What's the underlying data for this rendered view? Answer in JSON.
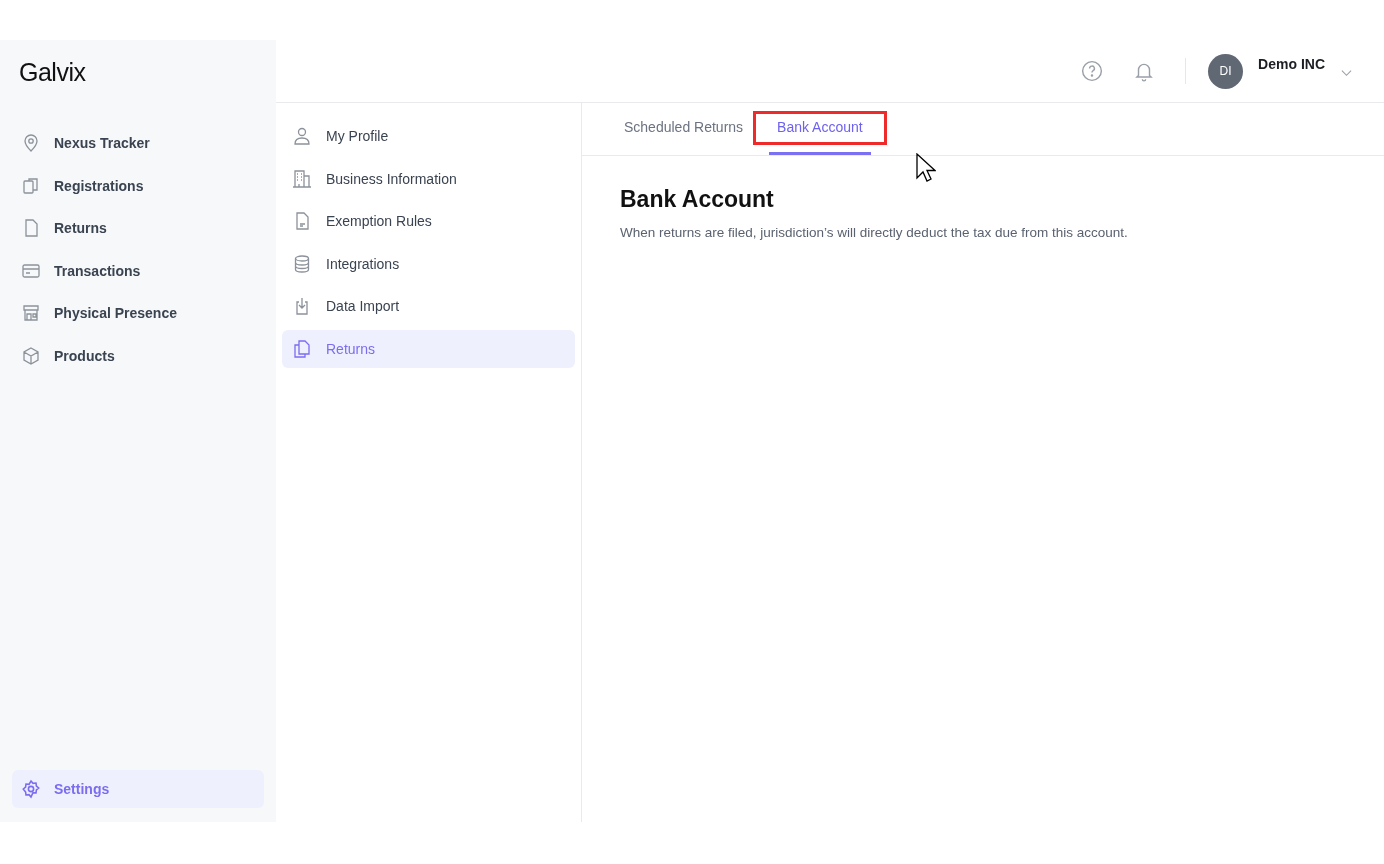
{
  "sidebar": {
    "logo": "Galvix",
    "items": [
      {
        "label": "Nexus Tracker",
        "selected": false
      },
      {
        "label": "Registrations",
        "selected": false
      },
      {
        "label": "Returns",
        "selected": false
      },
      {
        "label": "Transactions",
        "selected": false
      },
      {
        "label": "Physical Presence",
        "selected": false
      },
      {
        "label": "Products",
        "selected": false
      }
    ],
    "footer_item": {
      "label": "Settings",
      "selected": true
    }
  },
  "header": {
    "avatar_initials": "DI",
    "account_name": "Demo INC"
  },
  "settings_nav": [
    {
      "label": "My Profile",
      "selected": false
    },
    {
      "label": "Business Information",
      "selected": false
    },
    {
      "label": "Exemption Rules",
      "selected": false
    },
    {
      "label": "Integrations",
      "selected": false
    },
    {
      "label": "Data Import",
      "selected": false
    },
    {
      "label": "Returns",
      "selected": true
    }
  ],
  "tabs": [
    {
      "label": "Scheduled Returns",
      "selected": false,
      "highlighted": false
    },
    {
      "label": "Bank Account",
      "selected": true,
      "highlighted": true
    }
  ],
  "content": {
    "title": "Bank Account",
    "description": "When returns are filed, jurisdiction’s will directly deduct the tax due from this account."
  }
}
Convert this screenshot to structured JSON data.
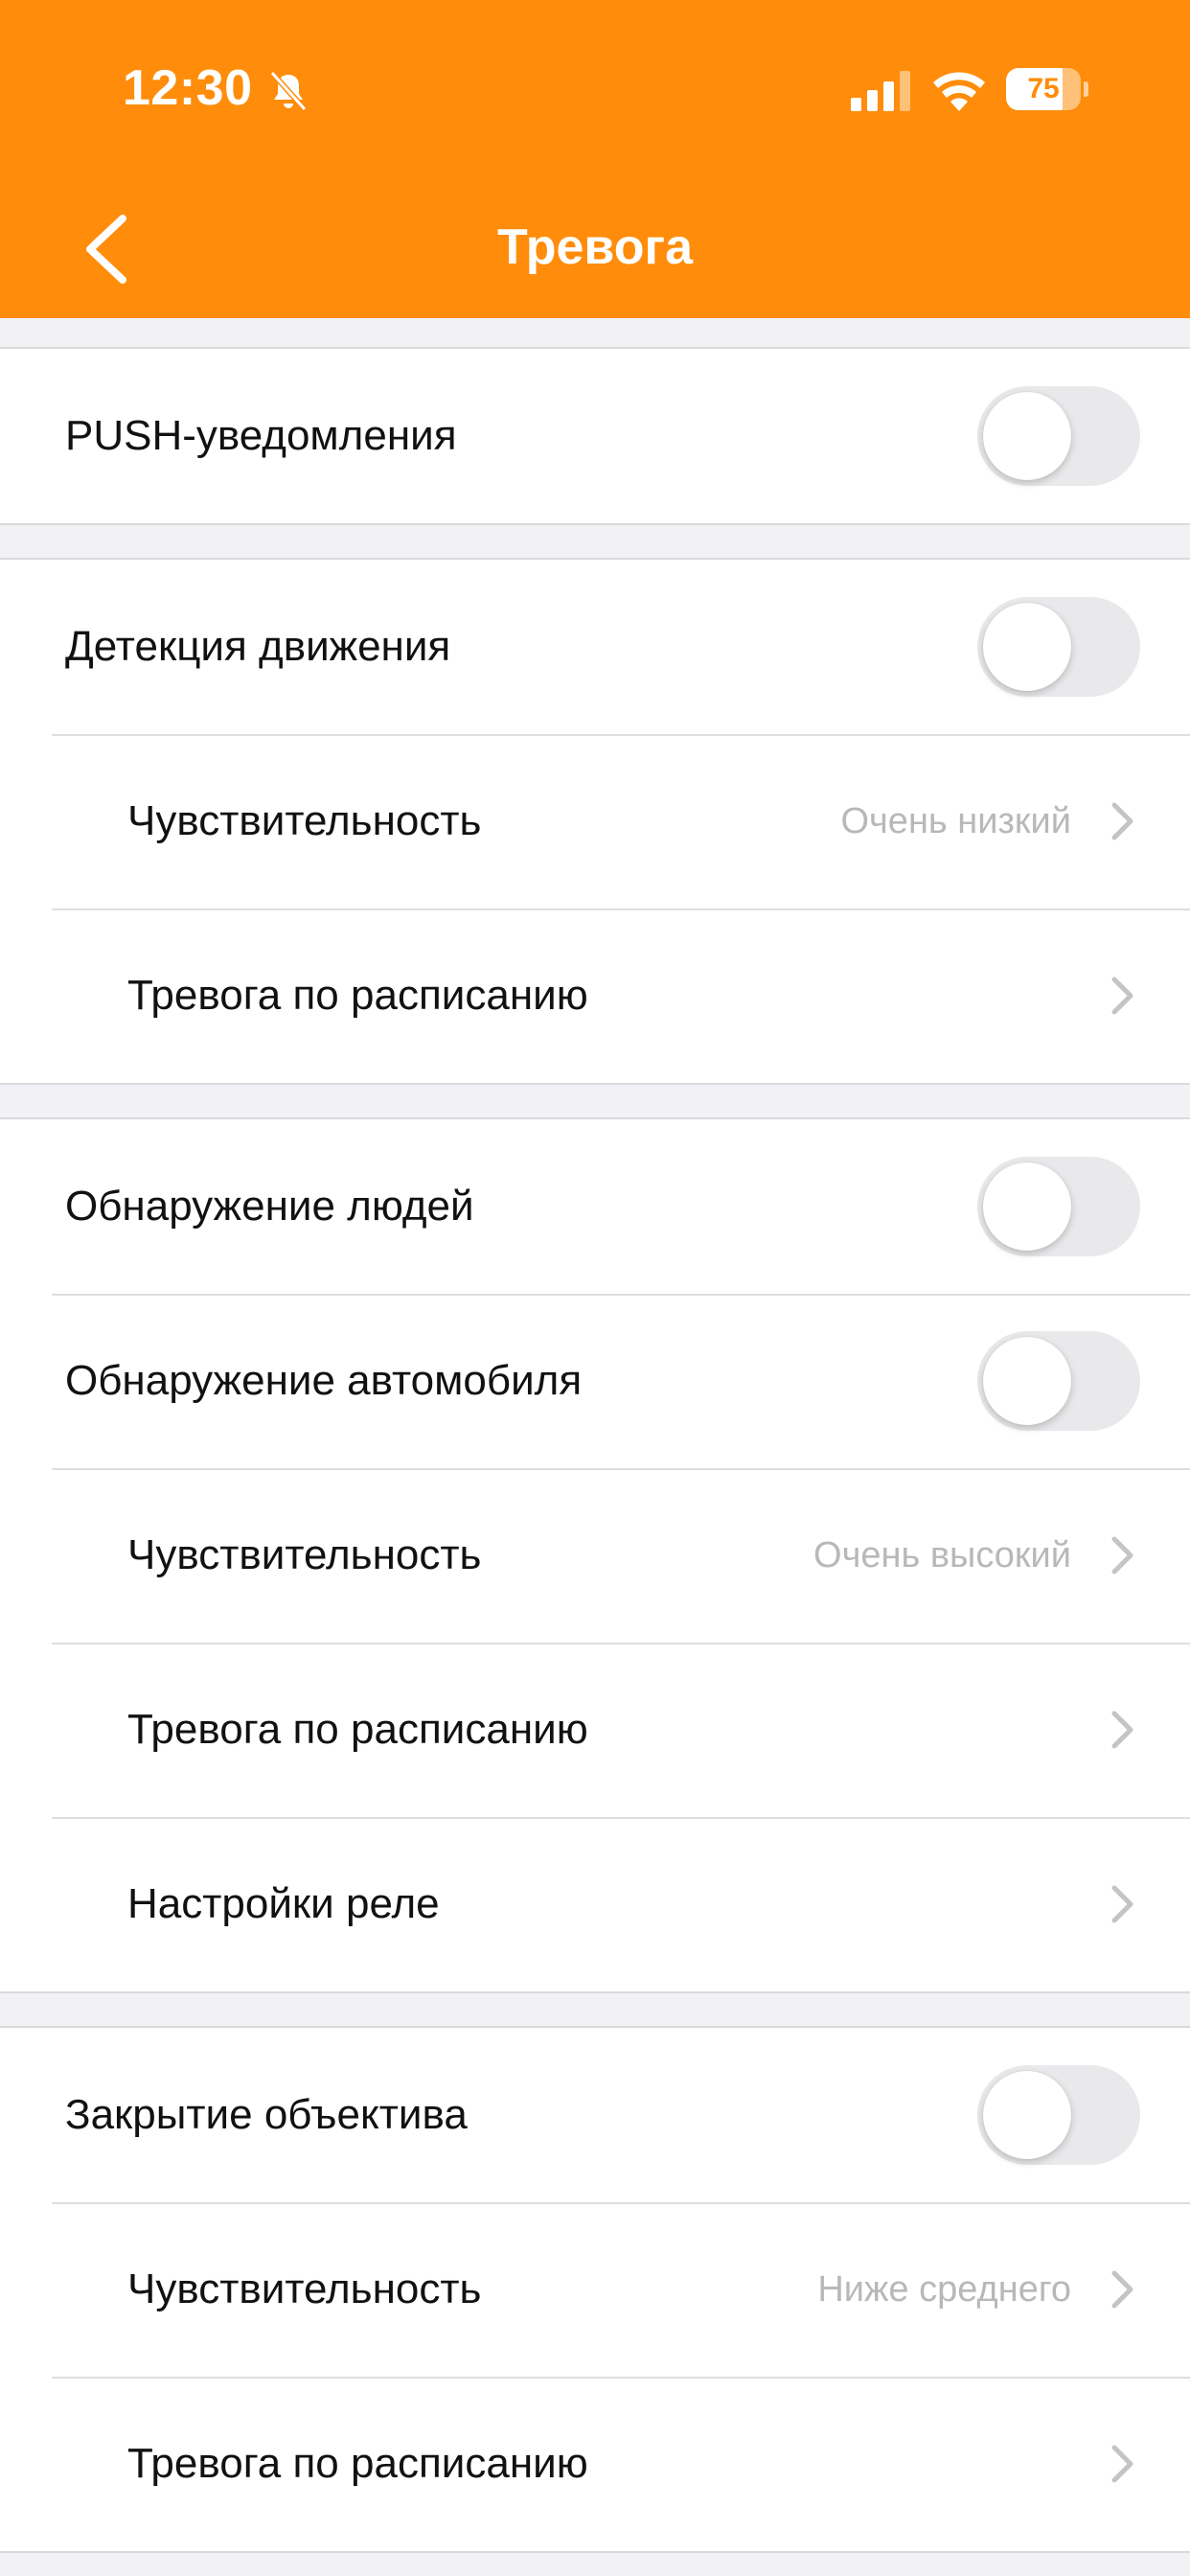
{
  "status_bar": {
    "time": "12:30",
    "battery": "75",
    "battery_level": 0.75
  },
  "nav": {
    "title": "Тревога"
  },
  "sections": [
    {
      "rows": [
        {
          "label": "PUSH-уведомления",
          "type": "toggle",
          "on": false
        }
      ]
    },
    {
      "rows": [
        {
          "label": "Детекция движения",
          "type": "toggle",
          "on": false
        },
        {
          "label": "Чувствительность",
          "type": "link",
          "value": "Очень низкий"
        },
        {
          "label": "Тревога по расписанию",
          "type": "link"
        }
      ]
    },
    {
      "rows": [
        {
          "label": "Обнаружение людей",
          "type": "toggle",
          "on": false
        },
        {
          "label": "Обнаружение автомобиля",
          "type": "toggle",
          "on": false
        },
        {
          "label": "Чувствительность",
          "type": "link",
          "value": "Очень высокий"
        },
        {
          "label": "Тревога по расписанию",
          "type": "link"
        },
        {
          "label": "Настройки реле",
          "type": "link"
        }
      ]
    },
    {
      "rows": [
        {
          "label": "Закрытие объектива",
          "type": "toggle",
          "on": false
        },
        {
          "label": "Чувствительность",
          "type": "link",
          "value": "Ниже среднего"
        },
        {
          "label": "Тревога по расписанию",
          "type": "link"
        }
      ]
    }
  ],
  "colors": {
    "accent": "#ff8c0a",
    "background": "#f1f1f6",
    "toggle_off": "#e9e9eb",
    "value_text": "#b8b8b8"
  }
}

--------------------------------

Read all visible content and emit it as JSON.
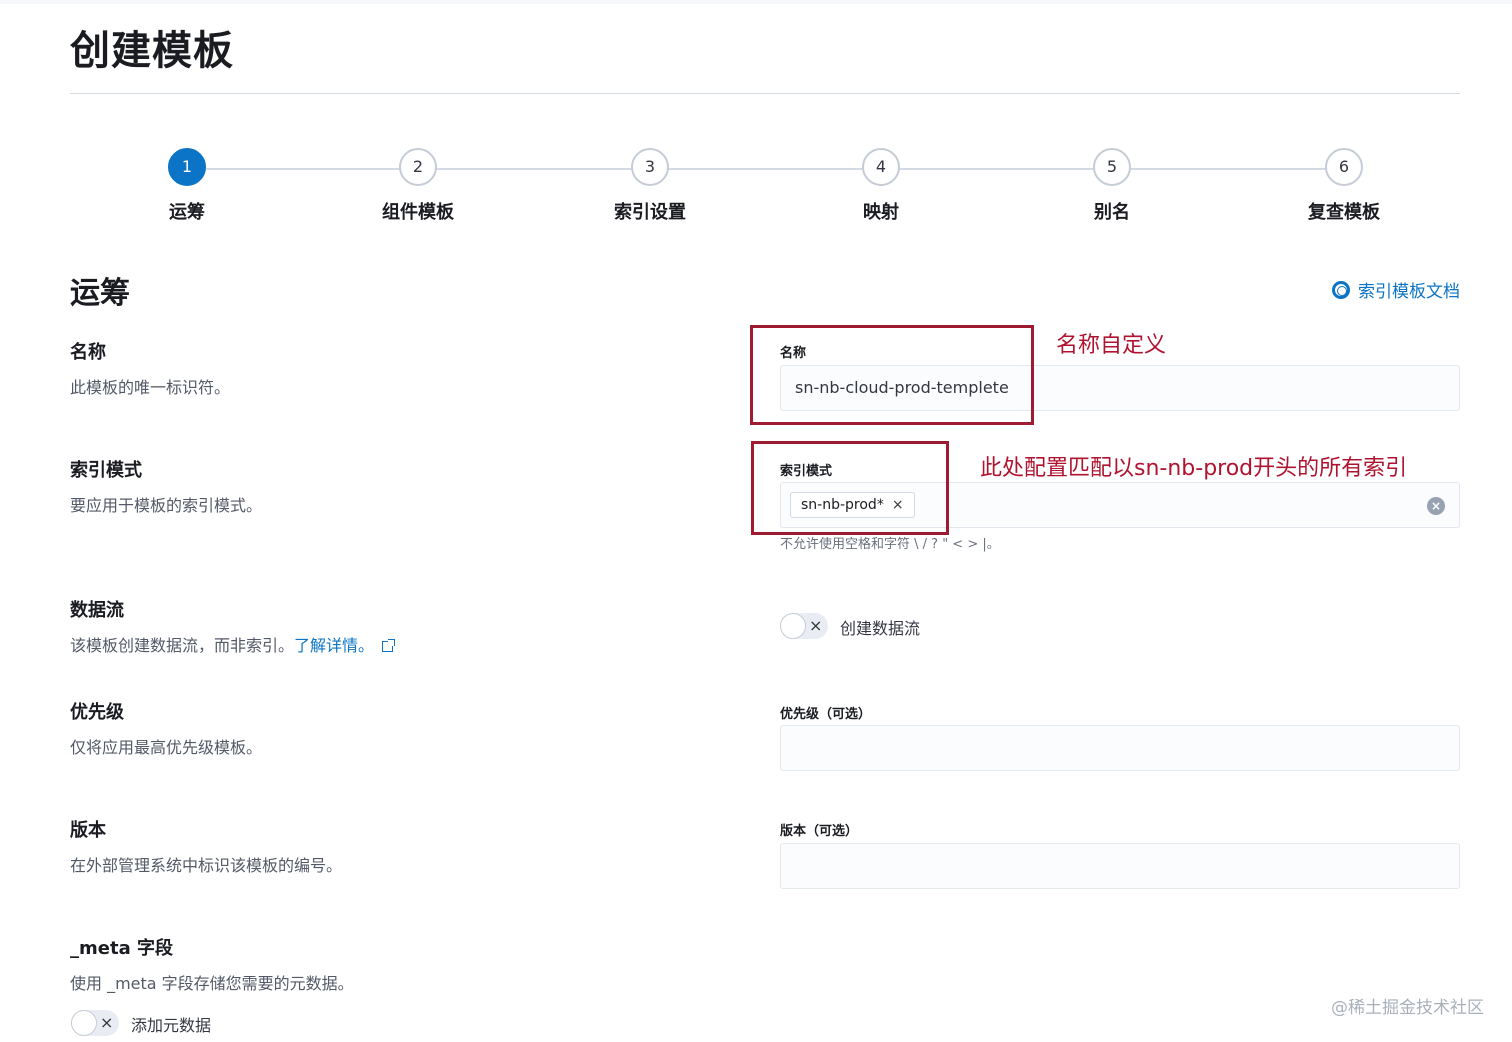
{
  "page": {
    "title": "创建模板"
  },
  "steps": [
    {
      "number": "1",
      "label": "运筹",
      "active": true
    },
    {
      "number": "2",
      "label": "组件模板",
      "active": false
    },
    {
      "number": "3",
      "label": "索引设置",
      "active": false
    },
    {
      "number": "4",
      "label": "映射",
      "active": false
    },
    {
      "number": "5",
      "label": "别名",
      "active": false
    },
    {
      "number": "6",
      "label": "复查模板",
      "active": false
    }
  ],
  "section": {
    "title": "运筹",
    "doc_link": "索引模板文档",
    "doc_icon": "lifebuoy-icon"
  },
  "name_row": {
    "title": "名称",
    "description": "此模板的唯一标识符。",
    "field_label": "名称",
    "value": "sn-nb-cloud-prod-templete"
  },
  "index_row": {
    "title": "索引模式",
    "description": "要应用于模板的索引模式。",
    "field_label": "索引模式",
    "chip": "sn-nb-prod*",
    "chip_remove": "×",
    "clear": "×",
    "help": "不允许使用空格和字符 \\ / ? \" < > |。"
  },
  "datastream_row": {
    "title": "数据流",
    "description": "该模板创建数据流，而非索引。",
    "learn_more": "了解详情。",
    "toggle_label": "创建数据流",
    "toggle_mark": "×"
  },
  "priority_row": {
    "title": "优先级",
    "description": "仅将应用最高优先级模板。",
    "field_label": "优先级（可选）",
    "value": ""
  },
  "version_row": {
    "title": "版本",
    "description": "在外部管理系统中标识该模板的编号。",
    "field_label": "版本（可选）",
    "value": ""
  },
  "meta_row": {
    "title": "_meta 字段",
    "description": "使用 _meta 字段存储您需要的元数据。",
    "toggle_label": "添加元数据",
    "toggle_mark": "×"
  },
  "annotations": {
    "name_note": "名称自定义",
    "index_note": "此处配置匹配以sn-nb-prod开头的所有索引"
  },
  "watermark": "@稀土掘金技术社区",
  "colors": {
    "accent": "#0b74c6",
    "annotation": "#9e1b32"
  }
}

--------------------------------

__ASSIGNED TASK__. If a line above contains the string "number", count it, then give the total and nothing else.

__ANSWER TO THE PROBLEM__. 6